## What to do
Only the pictures are dropped. Restate each line below word for word.

## Entries from a dataset of interfaces
⁂

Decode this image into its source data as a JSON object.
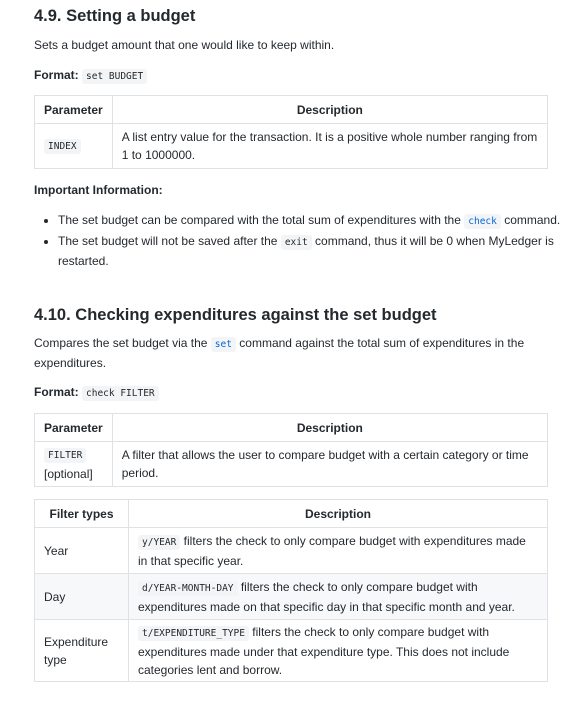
{
  "section1": {
    "title": "4.9. Setting a budget",
    "intro": "Sets a budget amount that one would like to keep within.",
    "format_label": "Format:",
    "format_code": "set BUDGET",
    "table": {
      "headers": [
        "Parameter",
        "Description"
      ],
      "rows": [
        {
          "param": "INDEX",
          "desc": "A list entry value for the transaction. It is a positive whole number ranging from 1 to 1000000."
        }
      ]
    },
    "important_label": "Important Information:",
    "bullets": [
      {
        "before": "The set budget can be compared with the total sum of expenditures with the ",
        "code": "check",
        "after": " command."
      },
      {
        "before": "The set budget will not be saved after the ",
        "code": "exit",
        "after": " command, thus it will be 0 when MyLedger is restarted."
      }
    ]
  },
  "section2": {
    "title": "4.10. Checking expenditures against the set budget",
    "intro_before": "Compares the set budget via the ",
    "intro_code": "set",
    "intro_after": " command against the total sum of expenditures in the expenditures.",
    "format_label": "Format:",
    "format_code": "check FILTER",
    "param_table": {
      "headers": [
        "Parameter",
        "Description"
      ],
      "rows": [
        {
          "param": "FILTER",
          "note": "[optional]",
          "desc": "A filter that allows the user to compare budget with a certain category or time period."
        }
      ]
    },
    "filter_table": {
      "headers": [
        "Filter types",
        "Description"
      ],
      "rows": [
        {
          "type": "Year",
          "code": "y/YEAR",
          "desc": " filters the check to only compare budget with expenditures made in that specific year."
        },
        {
          "type": "Day",
          "code": "d/YEAR-MONTH-DAY",
          "desc": " filters the check to only compare budget with expenditures made on that specific day in that specific month and year."
        },
        {
          "type": "Expenditure type",
          "code": "t/EXPENDITURE_TYPE",
          "desc": " filters the check to only compare budget with expenditures made under that expenditure type. This does not include categories lent and borrow."
        }
      ]
    }
  }
}
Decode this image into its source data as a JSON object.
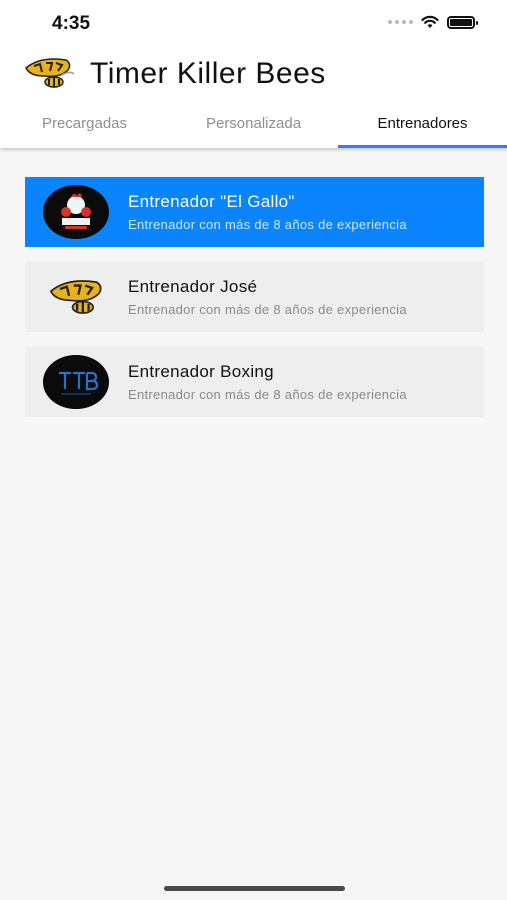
{
  "status_bar": {
    "time": "4:35"
  },
  "app": {
    "title": "Timer Killer Bees"
  },
  "tabs": [
    {
      "label": "Precargadas",
      "active": false
    },
    {
      "label": "Personalizada",
      "active": false
    },
    {
      "label": "Entrenadores",
      "active": true
    }
  ],
  "trainers": [
    {
      "name": "Entrenador \"El Gallo\"",
      "description": "Entrenador con más de 8 años de experiencia",
      "selected": true,
      "avatar_icon": "club-gallos-logo-icon"
    },
    {
      "name": "Entrenador José",
      "description": "Entrenador con más de 8 años de experiencia",
      "selected": false,
      "avatar_icon": "killer-bees-logo-icon"
    },
    {
      "name": "Entrenador Boxing",
      "description": "Entrenador con más de 8 años de experiencia",
      "selected": false,
      "avatar_icon": "ttb-logo-icon"
    }
  ],
  "colors": {
    "accent": "#0a84ff",
    "tab_indicator": "#2f80ed",
    "card_bg": "#eeeeee"
  }
}
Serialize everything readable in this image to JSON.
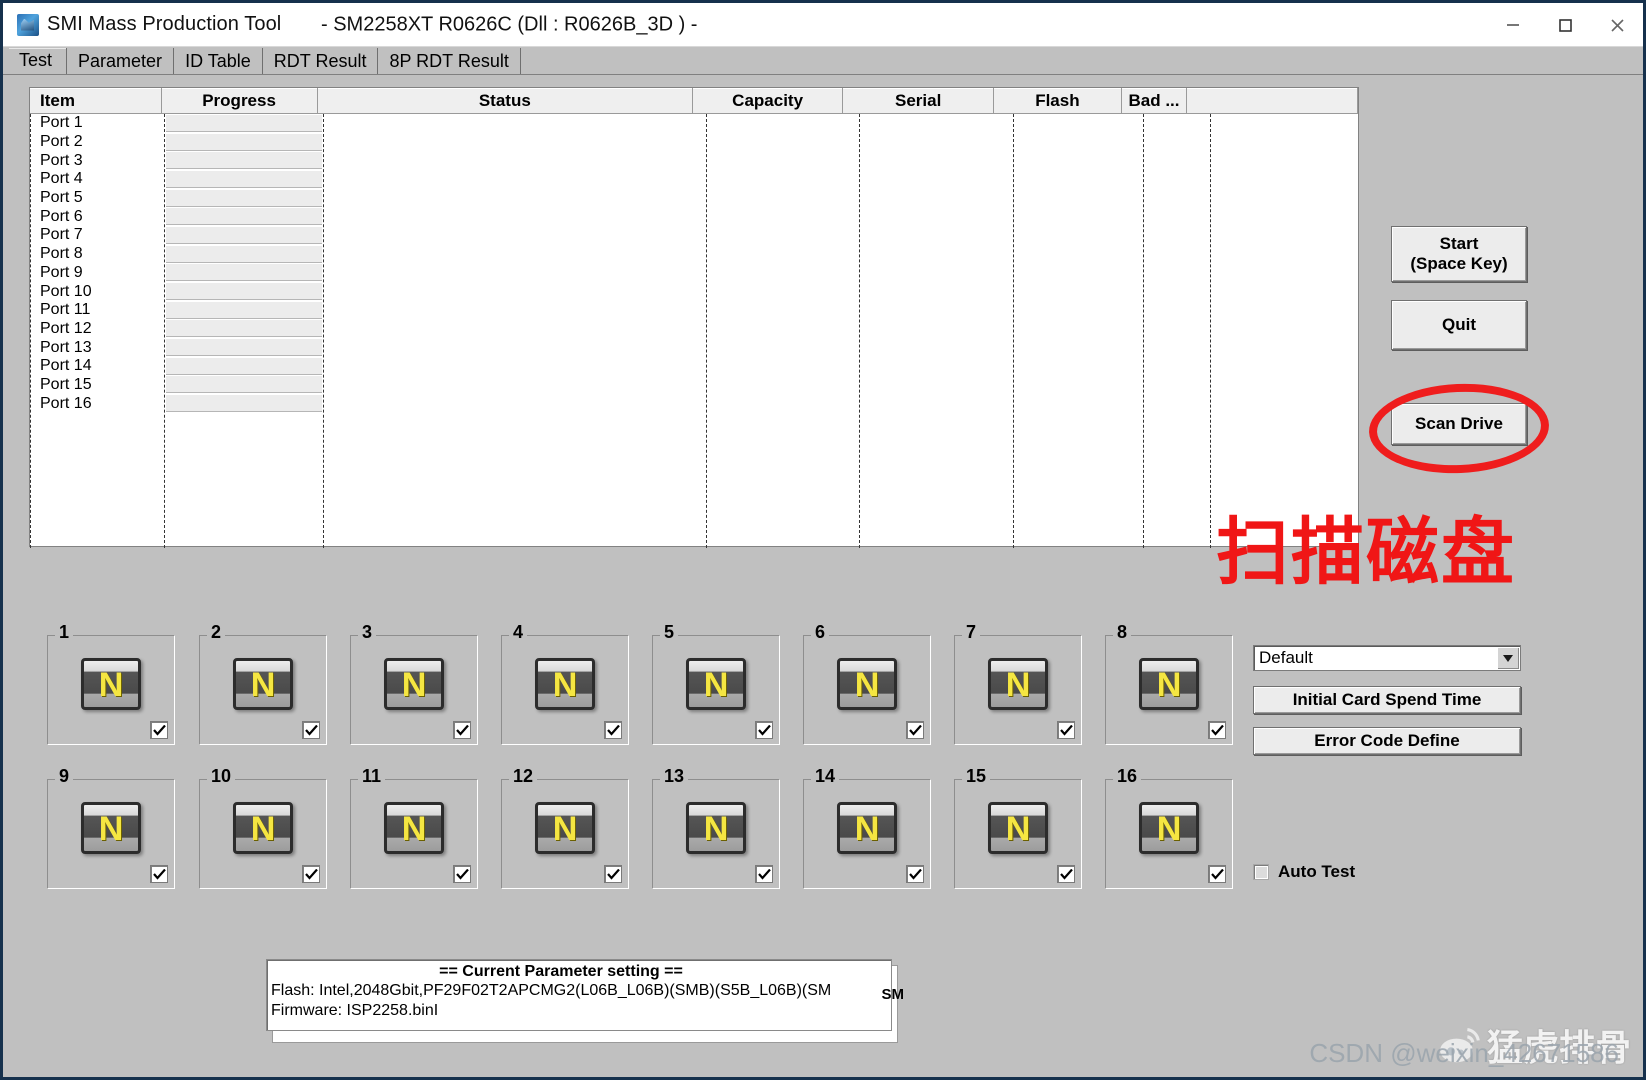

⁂

## Written solution
Decode this image into its source data as a JSON object.
{
  "section1": {
    "title": "4.9. Setting a budget",
    "intro": "Sets a budget amount that one would like to keep within.",
    "format_label": "Format:",
    "format_code": "set BUDGET",
    "table": {
      "headers": [
        "Parameter",
        "Description"
      ],
      "rows": [
        {
          "param": "INDEX",
          "desc": "A list entry value for the transaction. It is a positive whole number ranging from 1 to 1000000."
        }
      ]
    },
    "important_label": "Important Information:",
    "bullets": [
      {
        "before": "The set budget can be compared with the total sum of expenditures with the ",
        "code": "check",
        "after": " command."
      },
      {
        "before": "The set budget will not be saved after the ",
        "code": "exit",
        "after": " command, thus it will be 0 when MyLedger is restarted."
      }
    ]
  },
  "section2": {
    "title": "4.10. Checking expenditures against the set budget",
    "intro_before": "Compares the set budget via the ",
    "intro_code": "set",
    "intro_after": " command against the total sum of expenditures in the expenditures.",
    "format_label": "Format:",
    "format_code": "check FILTER",
    "param_table": {
      "headers": [
        "Parameter",
        "Description"
      ],
      "rows": [
        {
          "param": "FILTER",
          "note": "[optional]",
          "desc": "A filter that allows the user to compare budget with a certain category or time period."
        }
      ]
    },
    "filter_table": {
      "headers": [
        "Filter types",
        "Description"
      ],
      "rows": [
        {
          "type": "Year",
          "code": "y/YEAR",
          "desc": " filters the check to only compare budget with expenditures made in that specific year."
        },
        {
          "type": "Day",
          "code": "d/YEAR-MONTH-DAY",
          "desc": " filters the check to only compare budget with expenditures made on that specific day in that specific month and year."
        },
        {
          "type": "Expenditure type",
          "code": "t/EXPENDITURE_TYPE",
          "desc": " filters the check to only compare budget with expenditures made under that expenditure type. This does not include categories lent and borrow."
        }
      ]
    }
  }
}
Decode this image into its source data as a JSON object.
{
  "status_bar": {
    "time": "4:35"
  },
  "app": {
    "title": "Timer Killer Bees"
  },
  "tabs": [
    {
      "label": "Precargadas",
      "active": false
    },
    {
      "label": "Personalizada",
      "active": false
    },
    {
      "label": "Entrenadores",
      "active": true
    }
  ],
  "trainers": [
    {
      "name": "Entrenador \"El Gallo\"",
      "description": "Entrenador con más de 8 años de experiencia",
      "selected": true,
      "avatar_icon": "club-gallos-logo-icon"
    },
    {
      "name": "Entrenador José",
      "description": "Entrenador con más de 8 años de experiencia",
      "selected": false,
      "avatar_icon": "killer-bees-logo-icon"
    },
    {
      "name": "Entrenador Boxing",
      "description": "Entrenador con más de 8 años de experiencia",
      "selected": false,
      "avatar_icon": "ttb-logo-icon"
    }
  ],
  "colors": {
    "accent": "#0a84ff",
    "tab_indicator": "#2f80ed",
    "card_bg": "#eeeeee"
  }
}
Serialize everything readable in this image to JSON.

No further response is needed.